### Instructions to follow
Each line of the listing below that includes "badge" must be copied.

### Information given
▬▬▬▬▬▬▬▬▬▬
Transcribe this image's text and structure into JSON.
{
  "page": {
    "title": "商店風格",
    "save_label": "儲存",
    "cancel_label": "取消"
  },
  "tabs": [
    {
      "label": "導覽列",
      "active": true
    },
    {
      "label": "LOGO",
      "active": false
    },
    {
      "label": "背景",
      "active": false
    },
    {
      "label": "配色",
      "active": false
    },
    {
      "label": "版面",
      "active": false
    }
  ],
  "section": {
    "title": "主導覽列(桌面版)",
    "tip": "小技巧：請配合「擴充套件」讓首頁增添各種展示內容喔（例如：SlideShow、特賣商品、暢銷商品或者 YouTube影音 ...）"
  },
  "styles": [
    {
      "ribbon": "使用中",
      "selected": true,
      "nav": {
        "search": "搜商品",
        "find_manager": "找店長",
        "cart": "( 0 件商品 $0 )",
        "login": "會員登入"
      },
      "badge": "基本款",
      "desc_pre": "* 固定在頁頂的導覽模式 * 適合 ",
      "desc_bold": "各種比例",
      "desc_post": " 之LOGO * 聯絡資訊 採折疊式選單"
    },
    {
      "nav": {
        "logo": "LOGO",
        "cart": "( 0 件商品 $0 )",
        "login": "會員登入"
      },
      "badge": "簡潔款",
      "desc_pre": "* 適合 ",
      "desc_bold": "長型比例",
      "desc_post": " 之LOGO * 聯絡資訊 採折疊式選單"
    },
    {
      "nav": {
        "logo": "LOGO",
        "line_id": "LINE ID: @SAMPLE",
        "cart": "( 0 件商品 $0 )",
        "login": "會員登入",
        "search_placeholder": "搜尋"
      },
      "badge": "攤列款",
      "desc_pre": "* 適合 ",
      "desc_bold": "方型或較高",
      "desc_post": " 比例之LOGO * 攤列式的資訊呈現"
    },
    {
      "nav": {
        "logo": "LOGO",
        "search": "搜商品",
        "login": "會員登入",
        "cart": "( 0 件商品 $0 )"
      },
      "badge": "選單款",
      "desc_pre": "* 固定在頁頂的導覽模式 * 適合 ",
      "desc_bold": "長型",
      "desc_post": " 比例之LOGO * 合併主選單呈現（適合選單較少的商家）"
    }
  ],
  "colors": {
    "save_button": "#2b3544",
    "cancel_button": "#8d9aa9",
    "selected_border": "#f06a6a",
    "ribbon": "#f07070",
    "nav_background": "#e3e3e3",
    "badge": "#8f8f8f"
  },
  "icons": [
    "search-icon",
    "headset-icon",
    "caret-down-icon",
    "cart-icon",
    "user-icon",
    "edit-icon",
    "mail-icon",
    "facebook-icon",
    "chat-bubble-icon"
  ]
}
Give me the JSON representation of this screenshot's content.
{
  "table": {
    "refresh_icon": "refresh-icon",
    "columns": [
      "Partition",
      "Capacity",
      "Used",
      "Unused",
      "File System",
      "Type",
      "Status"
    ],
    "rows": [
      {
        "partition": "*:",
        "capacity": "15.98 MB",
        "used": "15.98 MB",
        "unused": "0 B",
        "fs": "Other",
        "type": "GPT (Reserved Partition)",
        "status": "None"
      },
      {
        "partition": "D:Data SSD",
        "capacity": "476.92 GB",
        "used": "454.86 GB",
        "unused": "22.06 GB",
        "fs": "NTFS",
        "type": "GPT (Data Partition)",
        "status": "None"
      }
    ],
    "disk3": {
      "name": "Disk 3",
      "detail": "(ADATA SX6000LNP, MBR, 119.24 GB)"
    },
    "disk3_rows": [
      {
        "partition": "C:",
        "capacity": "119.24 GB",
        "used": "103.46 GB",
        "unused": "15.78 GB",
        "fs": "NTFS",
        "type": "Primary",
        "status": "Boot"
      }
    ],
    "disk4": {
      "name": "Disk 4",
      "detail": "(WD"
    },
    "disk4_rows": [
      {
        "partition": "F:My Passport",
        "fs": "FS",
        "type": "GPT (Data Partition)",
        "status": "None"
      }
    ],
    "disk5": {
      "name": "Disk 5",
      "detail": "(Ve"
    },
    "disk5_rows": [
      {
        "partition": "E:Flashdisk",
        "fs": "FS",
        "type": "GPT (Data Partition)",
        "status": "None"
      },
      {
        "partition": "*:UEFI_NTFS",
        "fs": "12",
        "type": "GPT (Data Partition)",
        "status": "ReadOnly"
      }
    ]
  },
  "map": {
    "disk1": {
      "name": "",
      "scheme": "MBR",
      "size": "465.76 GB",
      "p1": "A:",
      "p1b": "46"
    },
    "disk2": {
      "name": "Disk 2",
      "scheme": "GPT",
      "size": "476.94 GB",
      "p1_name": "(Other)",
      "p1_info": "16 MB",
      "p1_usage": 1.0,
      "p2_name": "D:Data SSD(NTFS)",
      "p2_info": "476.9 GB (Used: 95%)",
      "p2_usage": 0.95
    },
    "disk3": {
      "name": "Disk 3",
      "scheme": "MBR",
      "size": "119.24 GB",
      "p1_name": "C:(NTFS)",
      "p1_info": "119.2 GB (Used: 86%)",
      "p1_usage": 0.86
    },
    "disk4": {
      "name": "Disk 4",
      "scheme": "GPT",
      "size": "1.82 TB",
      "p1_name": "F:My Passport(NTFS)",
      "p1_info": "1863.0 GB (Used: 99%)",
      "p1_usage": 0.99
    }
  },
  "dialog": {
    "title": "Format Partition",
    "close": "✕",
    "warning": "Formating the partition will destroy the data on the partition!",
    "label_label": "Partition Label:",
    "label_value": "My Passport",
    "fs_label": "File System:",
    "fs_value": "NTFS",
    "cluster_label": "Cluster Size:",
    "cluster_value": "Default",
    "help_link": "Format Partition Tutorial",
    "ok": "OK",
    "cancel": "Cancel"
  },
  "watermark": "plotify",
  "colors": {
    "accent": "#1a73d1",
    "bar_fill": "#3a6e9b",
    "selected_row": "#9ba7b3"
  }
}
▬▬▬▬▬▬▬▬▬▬
### Output for this exercise
      "badge": "基本款",
      "badge": "簡潔款",
      "badge": "攤列款",
      "badge": "選單款",
    "badge": "#8f8f8f"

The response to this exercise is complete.